▶ **Task directions**
The answer must be an exact copy of the records below, with every picture left out.

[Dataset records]

# # # #

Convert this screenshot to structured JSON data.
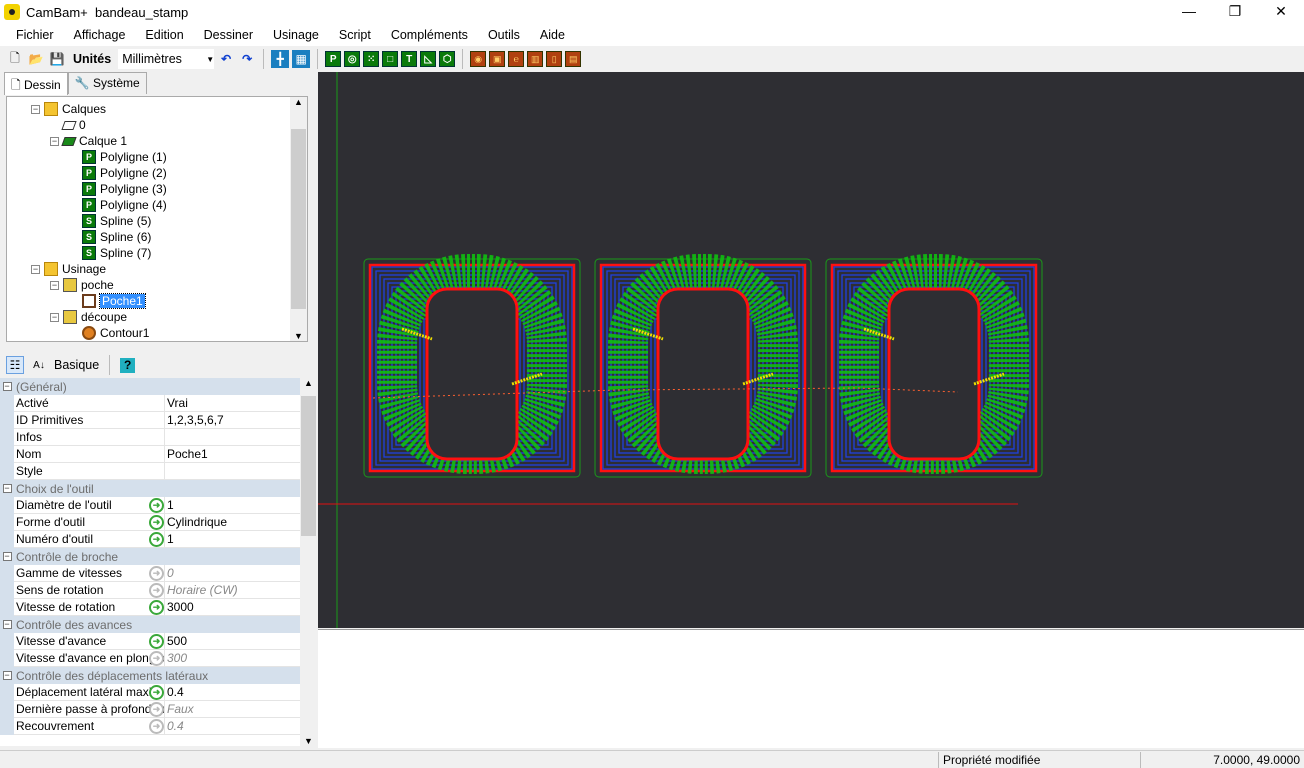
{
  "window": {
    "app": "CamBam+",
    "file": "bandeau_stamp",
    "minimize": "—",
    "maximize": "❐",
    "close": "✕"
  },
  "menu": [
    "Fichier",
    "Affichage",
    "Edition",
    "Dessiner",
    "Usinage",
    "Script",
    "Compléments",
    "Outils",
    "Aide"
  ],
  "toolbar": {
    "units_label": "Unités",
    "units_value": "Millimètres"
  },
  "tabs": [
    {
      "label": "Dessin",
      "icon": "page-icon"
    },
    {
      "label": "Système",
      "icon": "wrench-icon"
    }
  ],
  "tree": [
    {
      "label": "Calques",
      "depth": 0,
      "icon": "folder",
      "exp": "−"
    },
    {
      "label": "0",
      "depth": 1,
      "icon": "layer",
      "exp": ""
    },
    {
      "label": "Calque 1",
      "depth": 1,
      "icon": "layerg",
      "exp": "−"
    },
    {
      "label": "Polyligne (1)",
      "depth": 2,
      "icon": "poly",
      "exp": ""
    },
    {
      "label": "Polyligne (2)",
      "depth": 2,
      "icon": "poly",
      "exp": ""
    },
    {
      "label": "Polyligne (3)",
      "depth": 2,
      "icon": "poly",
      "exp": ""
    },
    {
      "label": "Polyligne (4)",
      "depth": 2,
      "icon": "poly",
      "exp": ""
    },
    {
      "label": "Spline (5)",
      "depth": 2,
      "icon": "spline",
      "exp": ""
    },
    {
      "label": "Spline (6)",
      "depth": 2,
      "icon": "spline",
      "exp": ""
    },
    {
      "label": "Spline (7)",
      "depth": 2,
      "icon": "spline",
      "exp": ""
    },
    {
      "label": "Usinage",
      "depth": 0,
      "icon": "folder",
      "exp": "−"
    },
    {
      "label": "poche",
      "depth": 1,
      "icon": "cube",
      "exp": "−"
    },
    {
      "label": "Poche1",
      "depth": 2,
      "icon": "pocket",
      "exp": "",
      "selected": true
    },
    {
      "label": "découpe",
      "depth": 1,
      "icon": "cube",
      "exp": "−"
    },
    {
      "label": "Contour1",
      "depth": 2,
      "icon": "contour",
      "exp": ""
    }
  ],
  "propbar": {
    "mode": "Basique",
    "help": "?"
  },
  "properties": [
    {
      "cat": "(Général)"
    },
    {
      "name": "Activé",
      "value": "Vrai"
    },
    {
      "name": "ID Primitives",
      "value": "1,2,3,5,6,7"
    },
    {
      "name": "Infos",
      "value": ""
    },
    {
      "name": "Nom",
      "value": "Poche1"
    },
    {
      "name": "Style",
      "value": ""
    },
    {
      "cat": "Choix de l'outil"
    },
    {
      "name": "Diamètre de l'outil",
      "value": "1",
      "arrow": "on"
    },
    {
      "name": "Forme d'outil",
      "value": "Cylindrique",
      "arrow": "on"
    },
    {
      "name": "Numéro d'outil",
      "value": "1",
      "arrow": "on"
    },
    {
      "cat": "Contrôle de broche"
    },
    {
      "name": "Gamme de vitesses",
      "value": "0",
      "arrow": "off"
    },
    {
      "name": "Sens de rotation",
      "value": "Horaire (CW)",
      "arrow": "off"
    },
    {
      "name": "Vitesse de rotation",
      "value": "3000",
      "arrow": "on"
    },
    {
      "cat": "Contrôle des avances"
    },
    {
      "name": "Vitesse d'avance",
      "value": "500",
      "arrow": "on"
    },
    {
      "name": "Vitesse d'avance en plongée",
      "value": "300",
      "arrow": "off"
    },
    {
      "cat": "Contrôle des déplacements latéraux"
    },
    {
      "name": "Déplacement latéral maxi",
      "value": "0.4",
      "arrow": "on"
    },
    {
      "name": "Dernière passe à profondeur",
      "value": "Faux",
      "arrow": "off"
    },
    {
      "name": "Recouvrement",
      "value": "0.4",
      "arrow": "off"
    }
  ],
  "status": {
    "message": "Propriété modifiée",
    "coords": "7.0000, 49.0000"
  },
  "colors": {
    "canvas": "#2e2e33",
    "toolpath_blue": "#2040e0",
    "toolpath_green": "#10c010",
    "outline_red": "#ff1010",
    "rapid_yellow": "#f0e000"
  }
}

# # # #

▶ **Expected output**
Convert this screenshot to structured JSON data.
{
  "window": {
    "app": "CamBam+",
    "file": "bandeau_stamp",
    "minimize": "—",
    "maximize": "❐",
    "close": "✕"
  },
  "menu": [
    "Fichier",
    "Affichage",
    "Edition",
    "Dessiner",
    "Usinage",
    "Script",
    "Compléments",
    "Outils",
    "Aide"
  ],
  "toolbar": {
    "units_label": "Unités",
    "units_value": "Millimètres"
  },
  "tabs": [
    {
      "label": "Dessin",
      "icon": "page-icon"
    },
    {
      "label": "Système",
      "icon": "wrench-icon"
    }
  ],
  "tree": [
    {
      "label": "Calques",
      "depth": 0,
      "icon": "folder",
      "exp": "−"
    },
    {
      "label": "0",
      "depth": 1,
      "icon": "layer",
      "exp": ""
    },
    {
      "label": "Calque 1",
      "depth": 1,
      "icon": "layerg",
      "exp": "−"
    },
    {
      "label": "Polyligne (1)",
      "depth": 2,
      "icon": "poly",
      "exp": ""
    },
    {
      "label": "Polyligne (2)",
      "depth": 2,
      "icon": "poly",
      "exp": ""
    },
    {
      "label": "Polyligne (3)",
      "depth": 2,
      "icon": "poly",
      "exp": ""
    },
    {
      "label": "Polyligne (4)",
      "depth": 2,
      "icon": "poly",
      "exp": ""
    },
    {
      "label": "Spline (5)",
      "depth": 2,
      "icon": "spline",
      "exp": ""
    },
    {
      "label": "Spline (6)",
      "depth": 2,
      "icon": "spline",
      "exp": ""
    },
    {
      "label": "Spline (7)",
      "depth": 2,
      "icon": "spline",
      "exp": ""
    },
    {
      "label": "Usinage",
      "depth": 0,
      "icon": "folder",
      "exp": "−"
    },
    {
      "label": "poche",
      "depth": 1,
      "icon": "cube",
      "exp": "−"
    },
    {
      "label": "Poche1",
      "depth": 2,
      "icon": "pocket",
      "exp": "",
      "selected": true
    },
    {
      "label": "découpe",
      "depth": 1,
      "icon": "cube",
      "exp": "−"
    },
    {
      "label": "Contour1",
      "depth": 2,
      "icon": "contour",
      "exp": ""
    }
  ],
  "propbar": {
    "mode": "Basique",
    "help": "?"
  },
  "properties": [
    {
      "cat": "(Général)"
    },
    {
      "name": "Activé",
      "value": "Vrai"
    },
    {
      "name": "ID Primitives",
      "value": "1,2,3,5,6,7"
    },
    {
      "name": "Infos",
      "value": ""
    },
    {
      "name": "Nom",
      "value": "Poche1"
    },
    {
      "name": "Style",
      "value": ""
    },
    {
      "cat": "Choix de l'outil"
    },
    {
      "name": "Diamètre de l'outil",
      "value": "1",
      "arrow": "on"
    },
    {
      "name": "Forme d'outil",
      "value": "Cylindrique",
      "arrow": "on"
    },
    {
      "name": "Numéro d'outil",
      "value": "1",
      "arrow": "on"
    },
    {
      "cat": "Contrôle de broche"
    },
    {
      "name": "Gamme de vitesses",
      "value": "0",
      "arrow": "off"
    },
    {
      "name": "Sens de rotation",
      "value": "Horaire (CW)",
      "arrow": "off"
    },
    {
      "name": "Vitesse de rotation",
      "value": "3000",
      "arrow": "on"
    },
    {
      "cat": "Contrôle des avances"
    },
    {
      "name": "Vitesse d'avance",
      "value": "500",
      "arrow": "on"
    },
    {
      "name": "Vitesse d'avance en plongée",
      "value": "300",
      "arrow": "off"
    },
    {
      "cat": "Contrôle des déplacements latéraux"
    },
    {
      "name": "Déplacement latéral maxi",
      "value": "0.4",
      "arrow": "on"
    },
    {
      "name": "Dernière passe à profondeur",
      "value": "Faux",
      "arrow": "off"
    },
    {
      "name": "Recouvrement",
      "value": "0.4",
      "arrow": "off"
    }
  ],
  "status": {
    "message": "Propriété modifiée",
    "coords": "7.0000, 49.0000"
  },
  "colors": {
    "canvas": "#2e2e33",
    "toolpath_blue": "#2040e0",
    "toolpath_green": "#10c010",
    "outline_red": "#ff1010",
    "rapid_yellow": "#f0e000"
  }
}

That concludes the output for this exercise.